As an institution, I find marriage to be deeply flawed. It is founded upon a traditionalism that I find repugnant, and its history is stained by misogyny. I would prefer an institution more radical, but can admit for now it is the most promising means of achieving equity. As a romantic ideal, however, I can think of nothing more beautiful. In its essence, marriage symbolizes everlasting love and partnership, through unknowable difficulties and countless years. The ideal of marriage and the intimacy that comprises it is bigger and better than what we are as mere individuals. I will always believe in matrimony, regardless of its flaws and problematic history. There is nothing more beautiful and transformative that we can experience in our lives than the endless depths of the kind of love that marriage is meant to manifest.

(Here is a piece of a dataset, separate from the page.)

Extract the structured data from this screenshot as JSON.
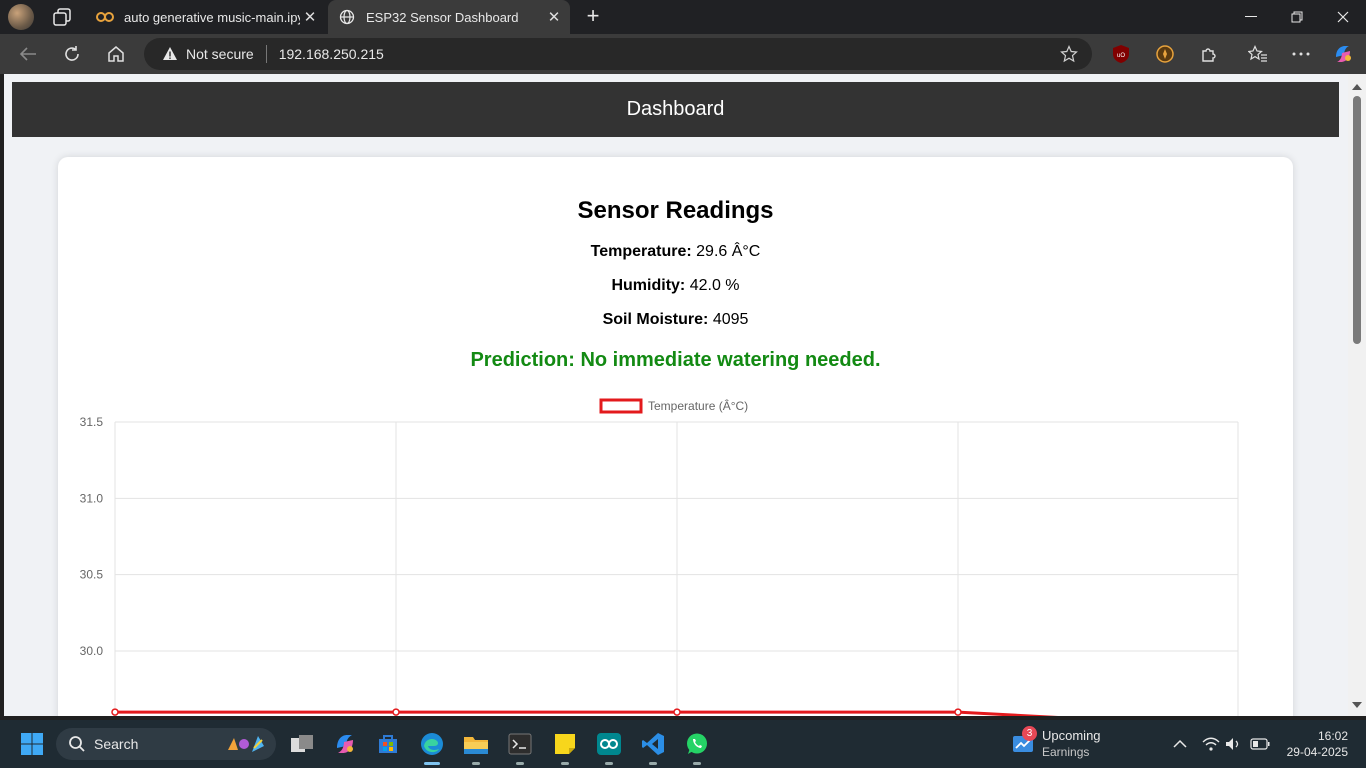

Beyond idealism, however, marriage provides legal rights long denied to queer people. We must remember that the movement for same-sex marriage was largely catalyzed by the AIDS crisis, when partners were unable to visit their dying loved ones in the hospital because their relationships were not legally recognized. Nor should we forget that the Obergefell case resulted from a similar situation: in the wake of Obergefell’s husband’s death, the state of Ohio refused to recognize their marriage in Maryland and list the two as married on Obergefell’s husband’s death certificate. The Supreme Court has since consolidated it with three other same-sex marriage cases from Kentucky, Michigan and Tennessee. Because of its significance, the right of matrimony cannot be denied to queer people. Marriage — not a civil union — is what must be guaranteed to queers to allow for complete equality, through the law and in love. “Separate but equal” is a strategy that has never succeeded in the pursuit of equality.

The Supreme Court’s ruling is about more than the institution of marriage itself — it is about the legal and cultural validation of queer love. It is about affirming same-sex love’s worth, in the eyes of the law and society as a whole. Legalization of same-sex marriage should not be the ultimate objective of the LGBTQ-rights movement, but it is important for what its achievement signifies.

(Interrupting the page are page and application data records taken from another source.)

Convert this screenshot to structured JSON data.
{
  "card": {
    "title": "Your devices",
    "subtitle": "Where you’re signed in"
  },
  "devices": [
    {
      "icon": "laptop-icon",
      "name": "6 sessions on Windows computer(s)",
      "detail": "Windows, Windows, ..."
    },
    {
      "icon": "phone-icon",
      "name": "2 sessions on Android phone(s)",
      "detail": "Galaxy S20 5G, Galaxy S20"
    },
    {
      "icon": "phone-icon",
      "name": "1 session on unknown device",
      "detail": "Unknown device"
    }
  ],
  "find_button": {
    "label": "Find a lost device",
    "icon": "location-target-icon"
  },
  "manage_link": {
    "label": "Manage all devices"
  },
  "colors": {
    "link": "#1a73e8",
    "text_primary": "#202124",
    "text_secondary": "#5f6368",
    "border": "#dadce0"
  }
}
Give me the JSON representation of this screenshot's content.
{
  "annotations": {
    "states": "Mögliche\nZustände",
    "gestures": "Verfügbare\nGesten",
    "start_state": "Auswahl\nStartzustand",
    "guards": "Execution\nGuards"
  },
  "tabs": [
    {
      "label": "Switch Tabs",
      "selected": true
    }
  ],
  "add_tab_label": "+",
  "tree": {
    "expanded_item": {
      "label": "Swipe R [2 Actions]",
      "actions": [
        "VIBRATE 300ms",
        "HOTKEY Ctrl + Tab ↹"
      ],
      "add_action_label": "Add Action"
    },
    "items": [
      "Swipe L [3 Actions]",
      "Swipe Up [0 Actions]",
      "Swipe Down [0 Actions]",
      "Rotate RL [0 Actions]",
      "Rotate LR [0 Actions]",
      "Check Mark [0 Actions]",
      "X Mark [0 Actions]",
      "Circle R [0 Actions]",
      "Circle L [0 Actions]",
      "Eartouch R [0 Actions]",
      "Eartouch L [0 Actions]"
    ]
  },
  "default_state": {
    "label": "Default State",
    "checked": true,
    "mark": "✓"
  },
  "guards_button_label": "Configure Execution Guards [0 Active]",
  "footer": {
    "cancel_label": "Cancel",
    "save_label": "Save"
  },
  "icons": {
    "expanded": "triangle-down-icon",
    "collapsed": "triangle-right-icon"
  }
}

As Judith Butler said of queer love, “There are certain kinds of love that are held not to be love, loss that is held not to be loss, that remain within this kind of unthinkable domain.” Until society provides queer people the legal guarantee of marriage and all privileges enjoyed by their heterosexual peers, queer love will remain illegitimate. Anything less than this is an insult to equality and an inadequate remedy to historical injustices.

Speaking as a queer person, to love is not easy. It is often dangerous, often delegitimized and often crushed because of its fragile locus in the public sphere. But love is the greatest gift life can give to us. Even when it fails us, it is still a beautiful thing. I am entirely overjoyed by the prospect of having more love, of someday soon having the right to marry and create a future with someone.

Marriage is neither perfect nor perfectible, but it represents one unique realization of love. That love is the voice that shouts over all silences, the hope with no match in fear and the strength so powerful that fists and force mean nothing in its face. It is a truth as absolute as the whispers of God, more first than Genesis, more last than Revelation and more beautiful than anything in creation. This beauty is what inspires my hope for a future in which my love and the love of millions of others is both legally validated and protected from persecution. I am both so excited and so frightened for the upcoming decision because of what is at stake. And now I will wait hopefully until the Court’s announcement in just a few short weeks — because this decision is not only a judgment upon the legality of same-sex marriage, but upon the virtue, beauty and validity of queer love itself.